### ASSIGNMENT:
Out of the lines below, please list those that hold the string "account".

### MATERIAL FOR THE TASK:
——

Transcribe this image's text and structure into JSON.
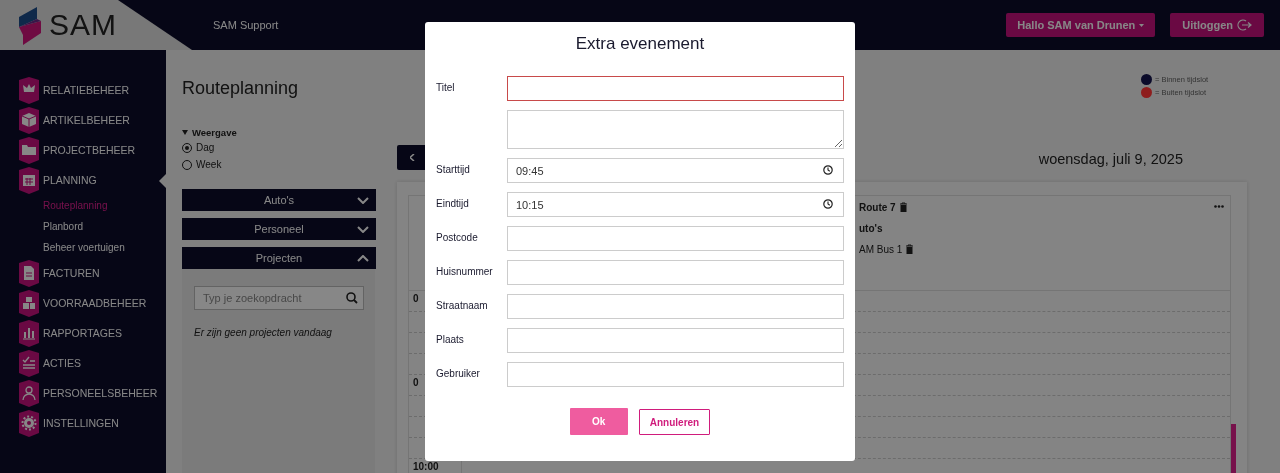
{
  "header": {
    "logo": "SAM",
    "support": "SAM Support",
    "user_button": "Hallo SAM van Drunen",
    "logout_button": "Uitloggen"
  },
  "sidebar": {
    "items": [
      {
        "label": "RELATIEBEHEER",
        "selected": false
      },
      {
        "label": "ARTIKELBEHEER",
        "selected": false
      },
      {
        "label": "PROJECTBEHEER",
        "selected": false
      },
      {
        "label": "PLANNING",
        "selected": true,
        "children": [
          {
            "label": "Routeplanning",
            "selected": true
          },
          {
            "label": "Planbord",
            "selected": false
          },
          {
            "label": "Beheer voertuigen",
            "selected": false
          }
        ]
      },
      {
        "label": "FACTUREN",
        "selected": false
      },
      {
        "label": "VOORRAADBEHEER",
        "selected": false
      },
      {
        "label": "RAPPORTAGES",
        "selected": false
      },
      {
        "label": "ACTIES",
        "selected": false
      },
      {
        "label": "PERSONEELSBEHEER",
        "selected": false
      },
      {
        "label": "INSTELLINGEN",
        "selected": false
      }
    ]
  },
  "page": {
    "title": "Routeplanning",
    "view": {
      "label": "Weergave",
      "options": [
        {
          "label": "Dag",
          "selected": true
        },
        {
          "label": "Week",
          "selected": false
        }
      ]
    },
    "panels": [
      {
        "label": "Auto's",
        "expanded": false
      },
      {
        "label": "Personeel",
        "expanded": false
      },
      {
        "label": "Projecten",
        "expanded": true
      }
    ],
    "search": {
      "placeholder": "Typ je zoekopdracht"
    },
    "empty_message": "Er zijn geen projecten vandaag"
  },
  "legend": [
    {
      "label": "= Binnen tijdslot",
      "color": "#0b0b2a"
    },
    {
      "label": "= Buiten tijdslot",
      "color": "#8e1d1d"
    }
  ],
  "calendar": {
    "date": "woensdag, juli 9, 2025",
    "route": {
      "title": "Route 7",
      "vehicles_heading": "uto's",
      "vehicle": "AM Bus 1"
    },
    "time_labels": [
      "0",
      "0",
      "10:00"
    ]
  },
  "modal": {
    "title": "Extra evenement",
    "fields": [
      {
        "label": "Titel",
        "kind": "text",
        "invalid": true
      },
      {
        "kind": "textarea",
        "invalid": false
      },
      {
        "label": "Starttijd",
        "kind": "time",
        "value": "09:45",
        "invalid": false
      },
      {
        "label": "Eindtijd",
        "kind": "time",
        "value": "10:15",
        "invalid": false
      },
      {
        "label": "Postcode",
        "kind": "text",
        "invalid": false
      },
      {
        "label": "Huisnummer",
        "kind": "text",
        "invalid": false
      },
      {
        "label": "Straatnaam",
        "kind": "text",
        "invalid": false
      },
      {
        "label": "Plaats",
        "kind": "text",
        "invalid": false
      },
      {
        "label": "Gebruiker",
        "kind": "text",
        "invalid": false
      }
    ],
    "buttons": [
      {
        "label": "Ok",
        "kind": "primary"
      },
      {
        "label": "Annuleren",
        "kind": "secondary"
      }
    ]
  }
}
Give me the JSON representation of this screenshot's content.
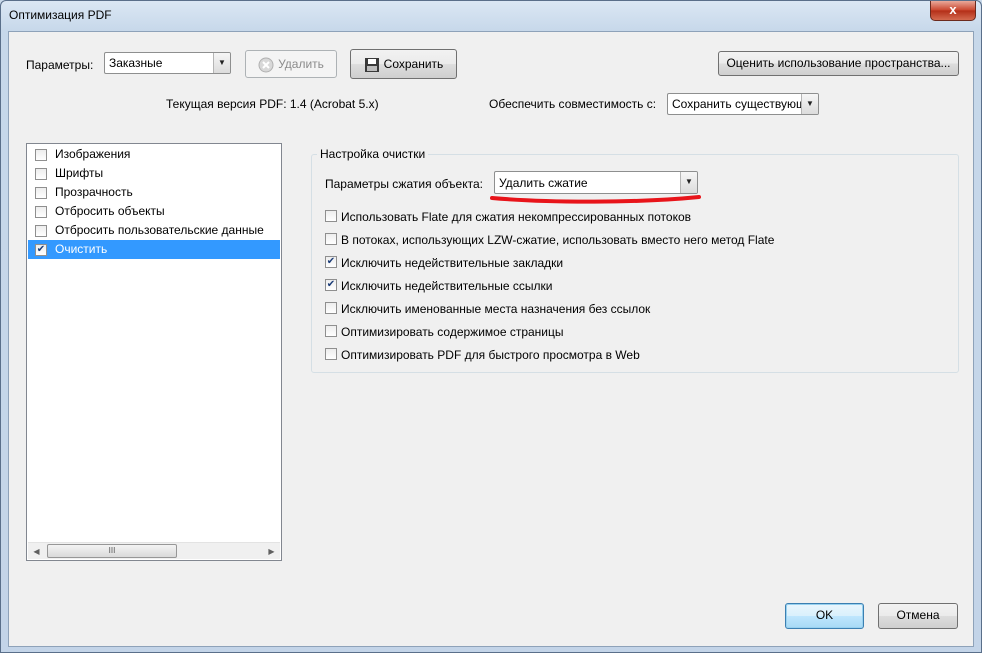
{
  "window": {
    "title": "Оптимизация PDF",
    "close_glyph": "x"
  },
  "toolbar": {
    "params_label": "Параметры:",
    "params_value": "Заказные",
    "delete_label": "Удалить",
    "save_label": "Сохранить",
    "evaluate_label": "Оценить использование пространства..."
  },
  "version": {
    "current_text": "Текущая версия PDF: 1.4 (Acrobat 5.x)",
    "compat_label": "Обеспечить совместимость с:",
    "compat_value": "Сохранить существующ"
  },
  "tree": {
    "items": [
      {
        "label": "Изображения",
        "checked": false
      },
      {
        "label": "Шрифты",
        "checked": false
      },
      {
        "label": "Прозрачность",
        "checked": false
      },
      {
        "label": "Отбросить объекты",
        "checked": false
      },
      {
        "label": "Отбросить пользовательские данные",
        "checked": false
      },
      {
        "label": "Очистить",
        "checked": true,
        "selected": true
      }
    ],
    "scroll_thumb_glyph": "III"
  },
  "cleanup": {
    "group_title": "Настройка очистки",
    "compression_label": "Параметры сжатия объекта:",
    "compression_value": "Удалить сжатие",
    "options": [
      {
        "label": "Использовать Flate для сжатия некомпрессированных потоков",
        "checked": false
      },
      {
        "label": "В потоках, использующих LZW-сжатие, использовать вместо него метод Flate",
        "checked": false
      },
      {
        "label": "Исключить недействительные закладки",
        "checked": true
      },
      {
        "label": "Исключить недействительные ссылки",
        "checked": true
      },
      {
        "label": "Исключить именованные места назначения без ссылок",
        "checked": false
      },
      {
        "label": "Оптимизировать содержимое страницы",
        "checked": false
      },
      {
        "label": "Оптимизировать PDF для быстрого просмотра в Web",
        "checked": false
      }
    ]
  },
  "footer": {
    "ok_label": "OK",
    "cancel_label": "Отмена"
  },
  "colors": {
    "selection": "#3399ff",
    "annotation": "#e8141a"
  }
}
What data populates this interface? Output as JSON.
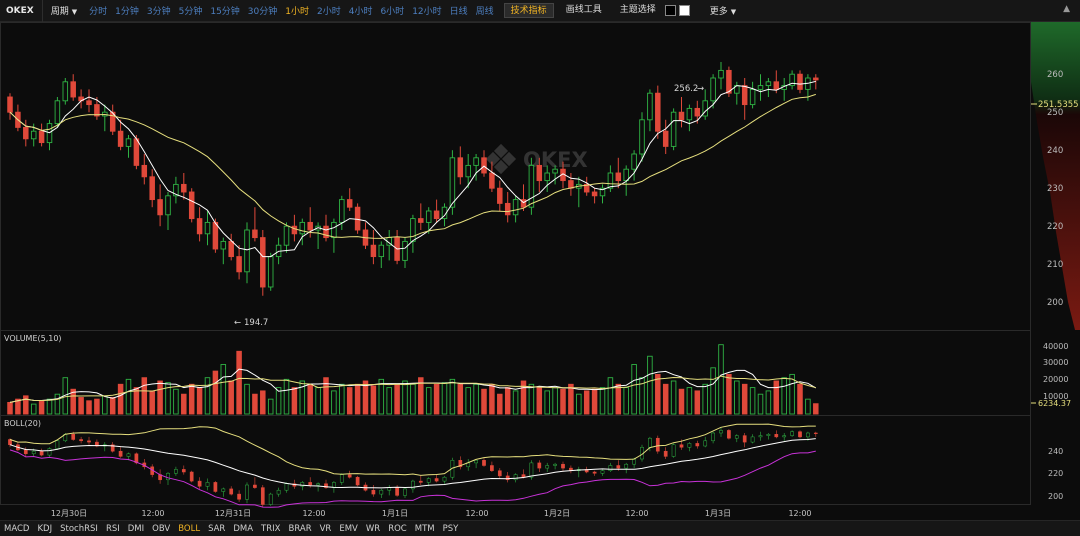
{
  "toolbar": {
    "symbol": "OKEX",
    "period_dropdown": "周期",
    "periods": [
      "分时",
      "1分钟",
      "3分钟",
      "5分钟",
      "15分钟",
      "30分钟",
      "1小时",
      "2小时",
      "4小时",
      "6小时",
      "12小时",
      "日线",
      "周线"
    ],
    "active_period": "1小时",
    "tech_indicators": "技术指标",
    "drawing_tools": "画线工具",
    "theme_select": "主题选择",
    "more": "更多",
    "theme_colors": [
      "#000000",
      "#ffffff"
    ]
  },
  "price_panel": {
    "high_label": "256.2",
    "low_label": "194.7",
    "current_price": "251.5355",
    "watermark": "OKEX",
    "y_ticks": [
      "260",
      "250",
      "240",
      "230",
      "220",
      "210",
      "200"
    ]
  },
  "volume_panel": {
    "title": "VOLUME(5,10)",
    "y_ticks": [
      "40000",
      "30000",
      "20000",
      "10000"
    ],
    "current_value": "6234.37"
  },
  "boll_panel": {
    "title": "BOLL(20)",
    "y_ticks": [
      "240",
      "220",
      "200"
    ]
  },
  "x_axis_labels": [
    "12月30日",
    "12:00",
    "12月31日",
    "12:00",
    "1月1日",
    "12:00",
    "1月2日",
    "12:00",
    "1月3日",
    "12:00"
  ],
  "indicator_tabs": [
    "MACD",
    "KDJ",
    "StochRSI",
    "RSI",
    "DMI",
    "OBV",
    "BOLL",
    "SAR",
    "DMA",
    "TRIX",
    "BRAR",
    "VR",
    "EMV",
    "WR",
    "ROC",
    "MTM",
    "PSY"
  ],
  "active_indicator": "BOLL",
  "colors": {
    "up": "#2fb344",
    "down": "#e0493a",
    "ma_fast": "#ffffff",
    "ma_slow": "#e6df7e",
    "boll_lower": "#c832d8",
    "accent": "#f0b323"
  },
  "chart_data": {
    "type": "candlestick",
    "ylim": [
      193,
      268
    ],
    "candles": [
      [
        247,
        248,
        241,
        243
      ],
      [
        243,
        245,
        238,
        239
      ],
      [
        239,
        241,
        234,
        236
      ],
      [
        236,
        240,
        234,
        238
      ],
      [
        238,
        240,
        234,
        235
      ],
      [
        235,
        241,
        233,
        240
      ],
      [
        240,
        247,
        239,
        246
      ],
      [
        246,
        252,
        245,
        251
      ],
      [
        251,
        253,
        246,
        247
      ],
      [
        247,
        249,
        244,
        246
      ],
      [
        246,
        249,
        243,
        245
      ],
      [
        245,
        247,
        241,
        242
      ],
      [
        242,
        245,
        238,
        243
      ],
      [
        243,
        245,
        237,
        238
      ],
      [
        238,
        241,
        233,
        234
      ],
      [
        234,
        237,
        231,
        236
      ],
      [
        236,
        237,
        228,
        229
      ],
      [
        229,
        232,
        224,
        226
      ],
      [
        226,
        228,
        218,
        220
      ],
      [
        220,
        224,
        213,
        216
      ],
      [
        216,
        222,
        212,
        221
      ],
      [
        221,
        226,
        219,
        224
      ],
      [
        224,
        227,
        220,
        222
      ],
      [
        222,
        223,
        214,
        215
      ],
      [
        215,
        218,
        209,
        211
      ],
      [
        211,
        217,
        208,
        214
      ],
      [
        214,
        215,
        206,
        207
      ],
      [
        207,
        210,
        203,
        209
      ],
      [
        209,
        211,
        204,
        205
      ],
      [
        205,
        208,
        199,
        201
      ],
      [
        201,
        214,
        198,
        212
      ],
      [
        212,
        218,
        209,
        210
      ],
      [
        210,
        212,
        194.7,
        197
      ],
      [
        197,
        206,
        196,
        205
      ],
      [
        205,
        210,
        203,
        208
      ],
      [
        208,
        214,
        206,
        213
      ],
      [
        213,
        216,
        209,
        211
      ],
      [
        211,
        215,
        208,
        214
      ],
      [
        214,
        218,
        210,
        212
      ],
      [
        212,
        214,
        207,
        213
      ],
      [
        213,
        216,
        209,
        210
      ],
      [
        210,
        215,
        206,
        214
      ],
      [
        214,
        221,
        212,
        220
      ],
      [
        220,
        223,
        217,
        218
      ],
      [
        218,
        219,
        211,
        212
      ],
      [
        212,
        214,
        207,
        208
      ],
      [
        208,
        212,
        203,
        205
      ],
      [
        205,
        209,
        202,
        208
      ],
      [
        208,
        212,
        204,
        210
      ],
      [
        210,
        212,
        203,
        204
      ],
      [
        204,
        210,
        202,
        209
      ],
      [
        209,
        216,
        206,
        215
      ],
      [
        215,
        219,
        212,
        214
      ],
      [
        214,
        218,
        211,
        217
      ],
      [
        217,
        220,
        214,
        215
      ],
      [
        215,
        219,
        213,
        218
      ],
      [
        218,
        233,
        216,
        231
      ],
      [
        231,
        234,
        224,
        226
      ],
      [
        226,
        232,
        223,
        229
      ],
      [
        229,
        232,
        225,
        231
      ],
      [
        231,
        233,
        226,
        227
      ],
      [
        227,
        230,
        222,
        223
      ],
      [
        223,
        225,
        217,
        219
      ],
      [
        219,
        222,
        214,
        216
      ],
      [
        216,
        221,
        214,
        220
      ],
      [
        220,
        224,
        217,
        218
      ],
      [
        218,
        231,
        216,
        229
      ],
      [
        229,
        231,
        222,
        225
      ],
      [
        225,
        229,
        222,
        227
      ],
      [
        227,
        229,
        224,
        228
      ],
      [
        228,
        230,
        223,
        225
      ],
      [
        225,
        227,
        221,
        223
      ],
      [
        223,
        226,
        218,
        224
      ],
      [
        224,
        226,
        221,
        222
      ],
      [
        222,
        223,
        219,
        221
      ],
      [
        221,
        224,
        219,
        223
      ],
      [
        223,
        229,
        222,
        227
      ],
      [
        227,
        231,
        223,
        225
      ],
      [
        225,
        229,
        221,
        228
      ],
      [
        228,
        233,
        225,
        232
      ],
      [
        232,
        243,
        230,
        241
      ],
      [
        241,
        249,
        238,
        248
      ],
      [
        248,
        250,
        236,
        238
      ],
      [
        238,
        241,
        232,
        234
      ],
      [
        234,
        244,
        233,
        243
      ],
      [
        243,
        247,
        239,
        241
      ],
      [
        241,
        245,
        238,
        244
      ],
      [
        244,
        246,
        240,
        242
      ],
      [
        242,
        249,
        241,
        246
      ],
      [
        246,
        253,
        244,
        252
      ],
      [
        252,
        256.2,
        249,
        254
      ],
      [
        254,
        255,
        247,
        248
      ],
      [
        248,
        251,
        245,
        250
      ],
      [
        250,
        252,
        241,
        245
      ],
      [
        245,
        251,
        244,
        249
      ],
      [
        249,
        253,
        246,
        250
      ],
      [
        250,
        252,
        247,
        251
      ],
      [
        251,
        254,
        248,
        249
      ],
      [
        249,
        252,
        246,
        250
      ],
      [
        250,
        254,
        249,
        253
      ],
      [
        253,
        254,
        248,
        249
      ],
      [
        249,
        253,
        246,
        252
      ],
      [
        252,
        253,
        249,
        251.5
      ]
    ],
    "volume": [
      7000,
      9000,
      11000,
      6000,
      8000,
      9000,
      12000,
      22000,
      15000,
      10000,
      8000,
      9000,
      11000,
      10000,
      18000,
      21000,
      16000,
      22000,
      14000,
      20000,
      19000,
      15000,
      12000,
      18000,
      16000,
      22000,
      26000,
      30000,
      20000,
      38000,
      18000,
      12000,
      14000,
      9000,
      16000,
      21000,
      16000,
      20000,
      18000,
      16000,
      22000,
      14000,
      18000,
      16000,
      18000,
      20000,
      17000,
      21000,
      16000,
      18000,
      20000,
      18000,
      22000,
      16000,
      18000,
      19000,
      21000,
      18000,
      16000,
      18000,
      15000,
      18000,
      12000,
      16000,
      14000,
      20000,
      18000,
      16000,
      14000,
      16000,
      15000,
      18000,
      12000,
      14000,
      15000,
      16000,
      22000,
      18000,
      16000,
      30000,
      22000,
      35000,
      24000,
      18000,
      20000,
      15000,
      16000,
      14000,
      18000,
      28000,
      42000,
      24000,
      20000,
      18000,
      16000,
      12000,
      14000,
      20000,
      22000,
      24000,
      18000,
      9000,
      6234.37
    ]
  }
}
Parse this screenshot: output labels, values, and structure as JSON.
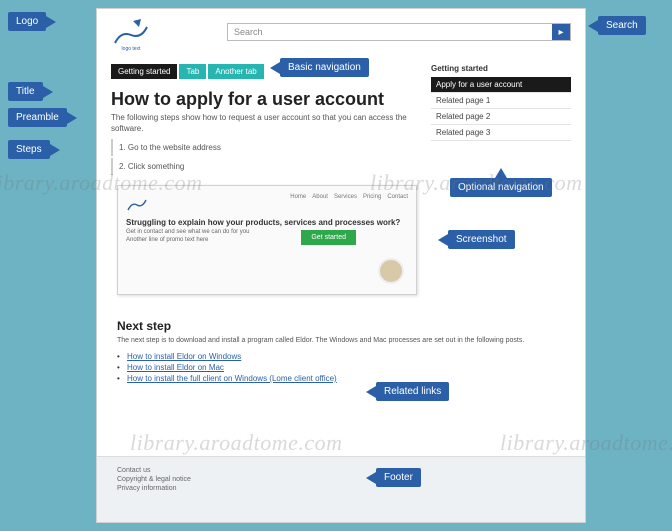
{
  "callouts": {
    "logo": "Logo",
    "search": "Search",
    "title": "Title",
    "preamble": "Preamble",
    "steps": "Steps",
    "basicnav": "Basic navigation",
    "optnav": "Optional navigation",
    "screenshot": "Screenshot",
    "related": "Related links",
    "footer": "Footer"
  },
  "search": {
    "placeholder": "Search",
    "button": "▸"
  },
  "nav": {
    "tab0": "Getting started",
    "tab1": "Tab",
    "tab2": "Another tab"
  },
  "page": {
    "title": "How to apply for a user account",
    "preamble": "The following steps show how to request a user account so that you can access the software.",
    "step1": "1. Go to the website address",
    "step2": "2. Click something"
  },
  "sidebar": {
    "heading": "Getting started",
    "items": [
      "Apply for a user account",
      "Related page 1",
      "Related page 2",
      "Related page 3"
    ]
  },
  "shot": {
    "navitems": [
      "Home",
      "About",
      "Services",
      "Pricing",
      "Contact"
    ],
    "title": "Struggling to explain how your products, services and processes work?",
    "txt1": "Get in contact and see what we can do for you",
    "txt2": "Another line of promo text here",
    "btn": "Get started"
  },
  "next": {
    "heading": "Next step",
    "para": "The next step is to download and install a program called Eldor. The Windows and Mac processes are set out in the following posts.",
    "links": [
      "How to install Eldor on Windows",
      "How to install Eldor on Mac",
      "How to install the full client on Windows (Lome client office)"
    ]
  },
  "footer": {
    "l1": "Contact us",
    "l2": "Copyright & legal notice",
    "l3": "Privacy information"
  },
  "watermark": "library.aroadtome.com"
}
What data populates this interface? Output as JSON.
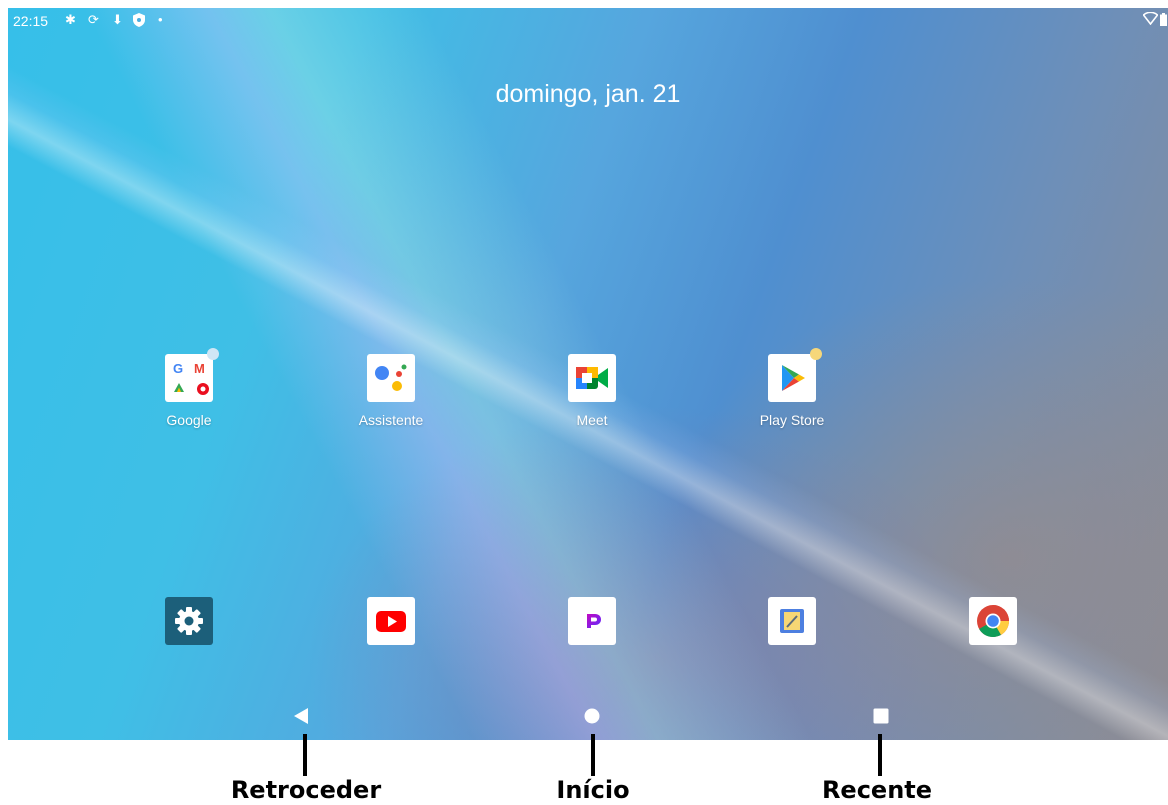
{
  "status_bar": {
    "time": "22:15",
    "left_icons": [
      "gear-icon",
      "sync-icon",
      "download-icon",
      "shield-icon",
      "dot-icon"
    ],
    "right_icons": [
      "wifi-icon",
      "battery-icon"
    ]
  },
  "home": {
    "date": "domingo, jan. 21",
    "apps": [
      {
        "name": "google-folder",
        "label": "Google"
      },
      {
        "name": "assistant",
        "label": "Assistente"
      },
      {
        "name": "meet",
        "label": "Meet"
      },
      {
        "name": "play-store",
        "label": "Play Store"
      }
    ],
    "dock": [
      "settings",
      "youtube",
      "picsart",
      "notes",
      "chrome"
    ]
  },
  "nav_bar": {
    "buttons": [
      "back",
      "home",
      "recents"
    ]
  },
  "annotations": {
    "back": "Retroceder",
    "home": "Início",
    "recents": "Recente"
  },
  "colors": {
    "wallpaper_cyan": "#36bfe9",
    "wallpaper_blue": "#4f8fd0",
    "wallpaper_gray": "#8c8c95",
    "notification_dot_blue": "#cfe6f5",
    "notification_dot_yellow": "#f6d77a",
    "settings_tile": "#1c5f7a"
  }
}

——

### REPLY TO THE TASK:
    "title": "How to apply for a user account",
    "preamble": "The following steps show how to request a user account so that you can access the software.",
      "Apply for a user account",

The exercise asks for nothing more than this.